New year, new policies – as promised last September by Prime Minister Stephen Harper, the feds have put their freeze on Employment Insurance rates into action.
The EI rate freeze, which took effect New Year’s day, will suspend the premium rate for employees at $1.88 per $100 of insurable earnings through until the beginning of 2017.
But the Canadian Taxpayers’ Federation – a not-for-profit citizen’s advocacy group which lobbies for lower taxes, less waste and accountable government (probably unbeknownst to you on your behalf) – warns some taxpayers might see a little spike in their premiums.
According to the group’s New Year’s Tax Changes report, maximum employee EI rates will go up by $23 in 2014 to $914!
Don’t worry though; your boss isn’t off the hook. The CTF also calculates that maximum EI rates paid by employers will climb $31 to $1279.
To put it in perspective, a working couple with each partner bringing in at least $48,600 in 2014 will pay $4,386 in EI payroll taxes to Ottawa.
This year, the feds hope to collect $4.2 billion more in EI taxes than they pay out in benefits.

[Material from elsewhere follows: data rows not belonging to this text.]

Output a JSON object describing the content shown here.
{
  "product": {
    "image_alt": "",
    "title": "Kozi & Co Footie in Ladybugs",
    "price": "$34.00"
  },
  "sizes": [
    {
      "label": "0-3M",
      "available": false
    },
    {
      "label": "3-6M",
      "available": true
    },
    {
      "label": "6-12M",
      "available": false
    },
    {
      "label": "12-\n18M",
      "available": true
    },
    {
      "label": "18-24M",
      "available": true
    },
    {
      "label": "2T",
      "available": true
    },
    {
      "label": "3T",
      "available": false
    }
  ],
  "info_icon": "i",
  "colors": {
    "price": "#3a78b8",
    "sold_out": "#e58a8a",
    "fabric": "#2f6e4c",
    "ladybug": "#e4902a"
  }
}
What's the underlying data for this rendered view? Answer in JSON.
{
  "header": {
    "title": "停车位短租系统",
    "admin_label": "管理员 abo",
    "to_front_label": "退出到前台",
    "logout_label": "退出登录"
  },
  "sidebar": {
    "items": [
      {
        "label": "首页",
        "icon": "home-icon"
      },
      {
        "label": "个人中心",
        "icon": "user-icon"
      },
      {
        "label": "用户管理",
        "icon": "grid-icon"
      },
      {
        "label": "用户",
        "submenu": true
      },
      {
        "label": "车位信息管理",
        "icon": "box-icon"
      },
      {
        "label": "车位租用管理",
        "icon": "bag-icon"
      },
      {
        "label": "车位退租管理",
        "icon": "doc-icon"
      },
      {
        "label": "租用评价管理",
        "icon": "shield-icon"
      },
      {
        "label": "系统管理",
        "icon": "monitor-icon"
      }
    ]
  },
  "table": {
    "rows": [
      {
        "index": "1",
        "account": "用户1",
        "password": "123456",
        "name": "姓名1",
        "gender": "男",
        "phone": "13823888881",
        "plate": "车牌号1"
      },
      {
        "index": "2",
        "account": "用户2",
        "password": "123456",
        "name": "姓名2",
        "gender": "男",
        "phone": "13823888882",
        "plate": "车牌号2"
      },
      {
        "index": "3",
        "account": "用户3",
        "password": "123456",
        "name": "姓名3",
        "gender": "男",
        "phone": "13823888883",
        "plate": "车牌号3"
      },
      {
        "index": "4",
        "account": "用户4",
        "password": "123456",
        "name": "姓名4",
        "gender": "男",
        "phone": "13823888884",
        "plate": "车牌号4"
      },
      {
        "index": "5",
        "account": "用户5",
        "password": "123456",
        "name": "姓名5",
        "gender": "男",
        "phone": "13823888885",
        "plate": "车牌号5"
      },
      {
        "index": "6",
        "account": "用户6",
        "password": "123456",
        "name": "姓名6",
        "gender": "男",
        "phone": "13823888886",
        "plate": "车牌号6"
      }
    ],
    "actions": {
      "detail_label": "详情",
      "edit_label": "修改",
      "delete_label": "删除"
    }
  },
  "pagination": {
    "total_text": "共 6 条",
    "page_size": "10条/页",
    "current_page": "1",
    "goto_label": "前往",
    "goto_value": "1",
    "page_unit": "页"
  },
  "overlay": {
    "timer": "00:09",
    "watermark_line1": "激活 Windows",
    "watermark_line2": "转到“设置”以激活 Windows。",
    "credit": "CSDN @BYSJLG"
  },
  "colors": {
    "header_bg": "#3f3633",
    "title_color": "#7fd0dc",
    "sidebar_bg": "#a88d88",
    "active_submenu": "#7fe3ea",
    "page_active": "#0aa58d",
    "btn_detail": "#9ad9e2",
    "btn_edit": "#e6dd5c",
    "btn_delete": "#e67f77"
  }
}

Ultimately, Finance Minister Jim Flaherty took a rosy view of the rate freeze, pointing out that while Canada has seen steady job creation since the end of the global recession, significant challenges remain and this freeze will help to push through them.
“Our Government is freezing EI rates and leaving $660 million in the pockets of job creators and Canadian workers in 2014 alone which will help provide the certainty and flexibility employers, especially small businesses, need to keep growing,” said Flaherty at an event hosted by Ottawa Camping Trailers Ltd.

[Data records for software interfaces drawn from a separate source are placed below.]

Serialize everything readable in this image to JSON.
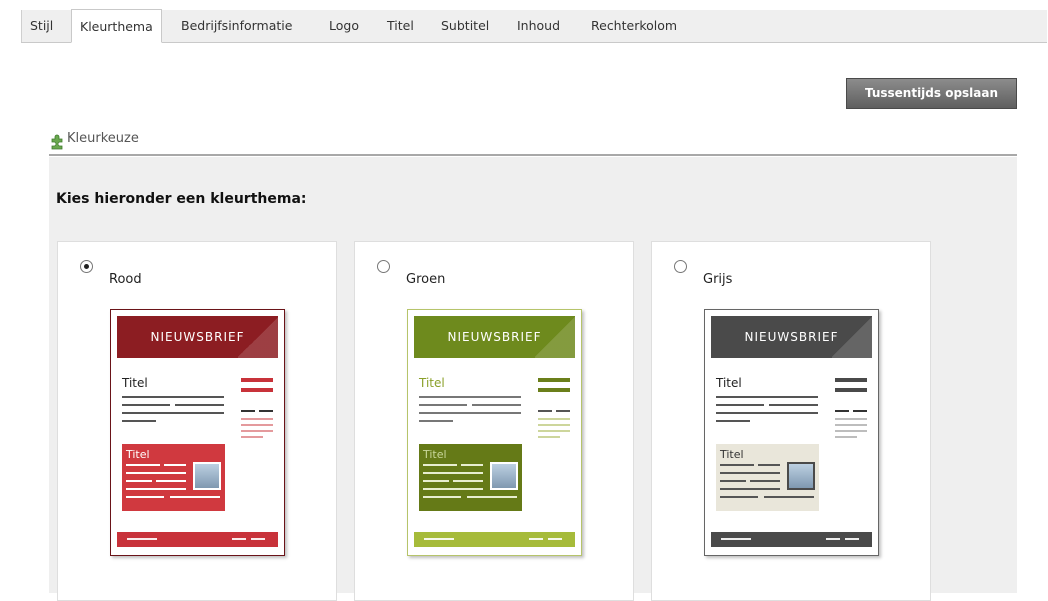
{
  "tabs": [
    {
      "label": "Stijl",
      "active": false
    },
    {
      "label": "Kleurthema",
      "active": true
    },
    {
      "label": "Bedrijfsinformatie",
      "active": false
    },
    {
      "label": "Logo",
      "active": false
    },
    {
      "label": "Titel",
      "active": false
    },
    {
      "label": "Subtitel",
      "active": false
    },
    {
      "label": "Inhoud",
      "active": false
    },
    {
      "label": "Rechterkolom",
      "active": false
    }
  ],
  "save_button": "Tussentijds opslaan",
  "section": {
    "title": "Kleurkeuze",
    "icon": "puzzle-icon"
  },
  "prompt": "Kies hieronder een kleurthema:",
  "themes": [
    {
      "name": "Rood",
      "selected": true,
      "preview": {
        "masthead": "NIEUWSBRIEF",
        "title": "Titel",
        "box_title": "Titel"
      },
      "colors": {
        "main": "#8c1d22",
        "accent": "#c8323a",
        "box": "#d0393f",
        "title_text": "#222222",
        "box_text": "#ffffff"
      }
    },
    {
      "name": "Groen",
      "selected": false,
      "preview": {
        "masthead": "NIEUWSBRIEF",
        "title": "Titel",
        "box_title": "Titel"
      },
      "colors": {
        "main": "#6e8a1d",
        "accent": "#6b7f1a",
        "box": "#657a17",
        "title_text": "#8aa02a",
        "box_text": "#c9d79a"
      }
    },
    {
      "name": "Grijs",
      "selected": false,
      "preview": {
        "masthead": "NIEUWSBRIEF",
        "title": "Titel",
        "box_title": "Titel"
      },
      "colors": {
        "main": "#4a4a4a",
        "accent": "#4a4a4a",
        "box": "#e9e6da",
        "title_text": "#222222",
        "box_text": "#333333"
      }
    }
  ]
}
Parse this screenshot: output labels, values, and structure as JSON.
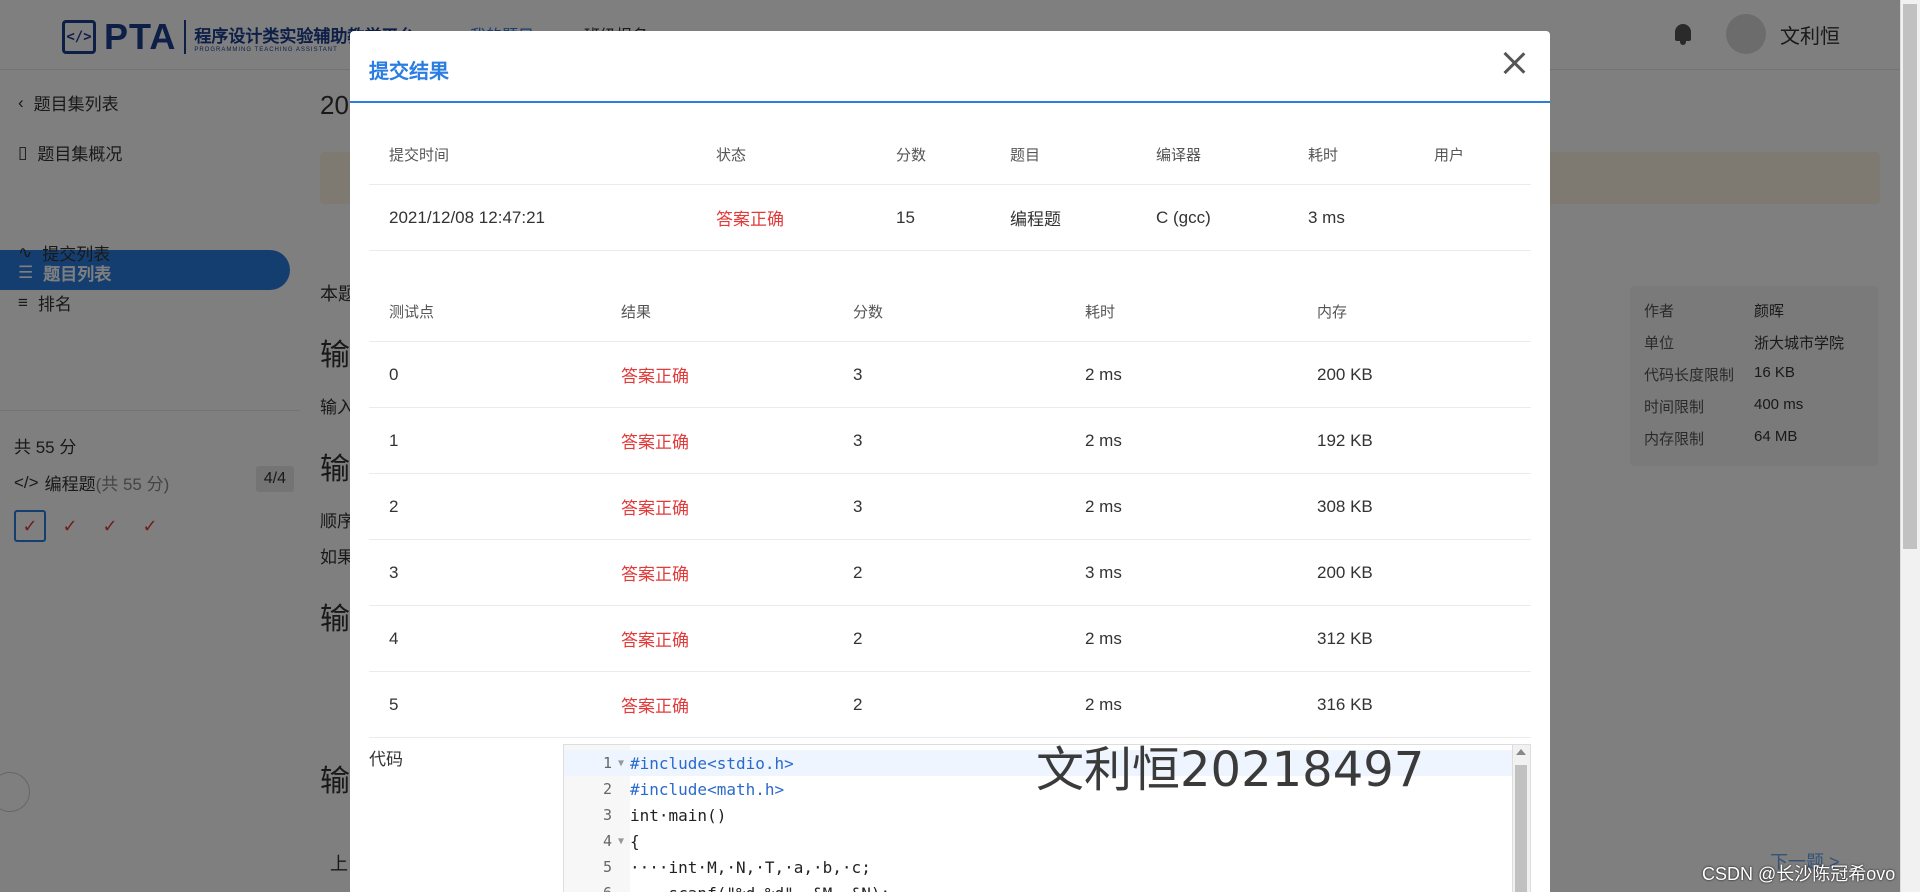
{
  "header": {
    "logo_mark": "</>",
    "logo_name": "PTA",
    "logo_cn": "程序设计类实验辅助教学平台",
    "logo_en": "PROGRAMMING TEACHING ASSISTANT",
    "tabs": [
      "我的题目",
      "班级报名"
    ],
    "username": "文利恒"
  },
  "sidebar": {
    "back": "题目集列表",
    "overview": "题目集概况",
    "problem_list": "题目列表",
    "submissions": "提交列表",
    "ranking": "排名",
    "total_score": "共 55 分",
    "category": "编程题",
    "category_score": "(共 55 分)",
    "progress": "4/4",
    "checks": [
      "✓",
      "✓",
      "✓",
      "✓"
    ]
  },
  "background": {
    "page_title_prefix": "20",
    "frag_1": "本题",
    "frag_2": "输",
    "frag_3": "输入",
    "frag_4": "输",
    "frag_5": "顺序",
    "frag_6": "如果",
    "frag_7": "输",
    "frag_8": "输",
    "info": [
      {
        "k": "作者",
        "v": "颜晖"
      },
      {
        "k": "单位",
        "v": "浙大城市学院"
      },
      {
        "k": "代码长度限制",
        "v": "16 KB"
      },
      {
        "k": "时间限制",
        "v": "400 ms"
      },
      {
        "k": "内存限制",
        "v": "64 MB"
      }
    ],
    "prev": "上",
    "next": "下一题 >"
  },
  "modal": {
    "title": "提交结果",
    "submission_headers": [
      "提交时间",
      "状态",
      "分数",
      "题目",
      "编译器",
      "耗时",
      "用户"
    ],
    "submission": [
      "2021/12/08 12:47:21",
      "答案正确",
      "15",
      "编程题",
      "C (gcc)",
      "3 ms",
      ""
    ],
    "case_headers": [
      "测试点",
      "结果",
      "分数",
      "耗时",
      "内存"
    ],
    "cases": [
      [
        "0",
        "答案正确",
        "3",
        "2 ms",
        "200 KB"
      ],
      [
        "1",
        "答案正确",
        "3",
        "2 ms",
        "192 KB"
      ],
      [
        "2",
        "答案正确",
        "3",
        "2 ms",
        "308 KB"
      ],
      [
        "3",
        "答案正确",
        "2",
        "3 ms",
        "200 KB"
      ],
      [
        "4",
        "答案正确",
        "2",
        "2 ms",
        "312 KB"
      ],
      [
        "5",
        "答案正确",
        "2",
        "2 ms",
        "316 KB"
      ]
    ],
    "code_label": "代码",
    "code_lines": [
      {
        "n": "1",
        "text": "#include<stdio.h>"
      },
      {
        "n": "2",
        "text": "#include<math.h>"
      },
      {
        "n": "3",
        "text": "int·main()"
      },
      {
        "n": "4",
        "text": "{"
      },
      {
        "n": "5",
        "text": "····int·M,·N,·T,·a,·b,·c;"
      },
      {
        "n": "6",
        "text": "····scanf(\"%d·%d\",·&M,·&N);"
      }
    ]
  },
  "watermark": "文利恒20218497",
  "csdn": "CSDN @长沙陈冠希ovo"
}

“This tax relief will help support Canada’s continued economic recovery and sustained, business-led, long-term growth.”
The Argument For Tax Payers

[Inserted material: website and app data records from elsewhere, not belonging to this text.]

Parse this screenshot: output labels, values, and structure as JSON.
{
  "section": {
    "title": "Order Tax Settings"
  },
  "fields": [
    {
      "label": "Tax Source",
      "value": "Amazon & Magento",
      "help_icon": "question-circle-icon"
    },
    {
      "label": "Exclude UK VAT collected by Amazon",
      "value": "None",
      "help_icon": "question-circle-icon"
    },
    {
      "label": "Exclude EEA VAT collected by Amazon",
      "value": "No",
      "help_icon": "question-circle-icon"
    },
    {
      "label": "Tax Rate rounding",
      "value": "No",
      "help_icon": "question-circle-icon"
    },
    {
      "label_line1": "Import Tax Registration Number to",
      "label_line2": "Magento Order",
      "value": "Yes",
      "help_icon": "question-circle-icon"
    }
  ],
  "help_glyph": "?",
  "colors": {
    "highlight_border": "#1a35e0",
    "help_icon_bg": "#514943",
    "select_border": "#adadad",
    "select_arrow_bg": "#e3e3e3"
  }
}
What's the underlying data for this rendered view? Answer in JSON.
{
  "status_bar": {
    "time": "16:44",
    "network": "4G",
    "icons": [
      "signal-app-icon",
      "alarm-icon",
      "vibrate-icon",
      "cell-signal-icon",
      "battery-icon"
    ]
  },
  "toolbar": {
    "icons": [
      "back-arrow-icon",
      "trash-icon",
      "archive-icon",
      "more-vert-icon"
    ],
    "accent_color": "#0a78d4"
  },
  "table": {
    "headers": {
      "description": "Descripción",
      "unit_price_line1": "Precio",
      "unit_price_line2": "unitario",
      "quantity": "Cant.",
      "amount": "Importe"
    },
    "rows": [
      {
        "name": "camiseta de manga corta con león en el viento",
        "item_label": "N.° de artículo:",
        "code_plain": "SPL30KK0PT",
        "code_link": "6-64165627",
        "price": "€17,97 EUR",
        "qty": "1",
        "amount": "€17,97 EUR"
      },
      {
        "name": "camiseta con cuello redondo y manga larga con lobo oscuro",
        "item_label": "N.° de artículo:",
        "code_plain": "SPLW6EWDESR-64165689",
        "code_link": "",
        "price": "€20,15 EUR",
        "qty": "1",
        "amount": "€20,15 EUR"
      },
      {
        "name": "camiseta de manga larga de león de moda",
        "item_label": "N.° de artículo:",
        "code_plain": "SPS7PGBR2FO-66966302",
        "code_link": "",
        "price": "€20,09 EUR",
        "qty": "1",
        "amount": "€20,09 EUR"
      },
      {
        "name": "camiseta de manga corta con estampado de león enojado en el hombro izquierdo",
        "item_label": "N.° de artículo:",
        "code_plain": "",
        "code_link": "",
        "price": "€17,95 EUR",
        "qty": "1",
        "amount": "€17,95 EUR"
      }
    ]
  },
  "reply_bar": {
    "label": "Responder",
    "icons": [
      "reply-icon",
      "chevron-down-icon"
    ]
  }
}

The freeze doesn’t have support across the board, illustrated in a responding press release by the CTF. Stated Federal Director Gregory Thomas, “People have compared the government’s EI game to a casino where the house takes a huge cut of the money.
“It’s completely unfair to compare EI to a casino, because you can occasionally win when you give your money to a casino.”
He points out that the government siphons off 11 cents of every dollar they pay out of EI for administration purposes.
In most provinces, according to the CTF, taxpayers will see their brackets indexed to inflation, limiting the tax grab from any cost-of-living adjustments they might see on their paycheques. Manitoba, PEI and Nova Scotia, where the provincial governments do not index their tax brackets to the inflation, will likely see a bigger tax take from the government.
Canadian Pension Plan land will also see a bump in payouts with the maximum employee CPP payroll tax for employees earning at least $52,500 a year rising $70 to $2,426. Employers will echo employers’ CPP payroll taxes dollar for dollar, pushing the total CPP payroll tax to $4,856.
A Silver Lining For Savers And Givers
In addition to the changes you might see on your pay stub, the government is also looking to make charitable donations more attractive.
First time donors will receive a credit of 40 per cent of the first $200 they donate, as opposed to the usual 15 per cent credit. Tax credits for donations over $200 are also rising to 54 per cent for first timers rather than 29 per cent.
Adults 18 years or older will also see a bit more wiggle room with their Tax-Free Savings Accounts as contribution limits are $5,500 this year, plus whatever unused contribution room they already have accumulated.
The Lifetime Capital Gains Exemption will increase from $750,000 to $800,000.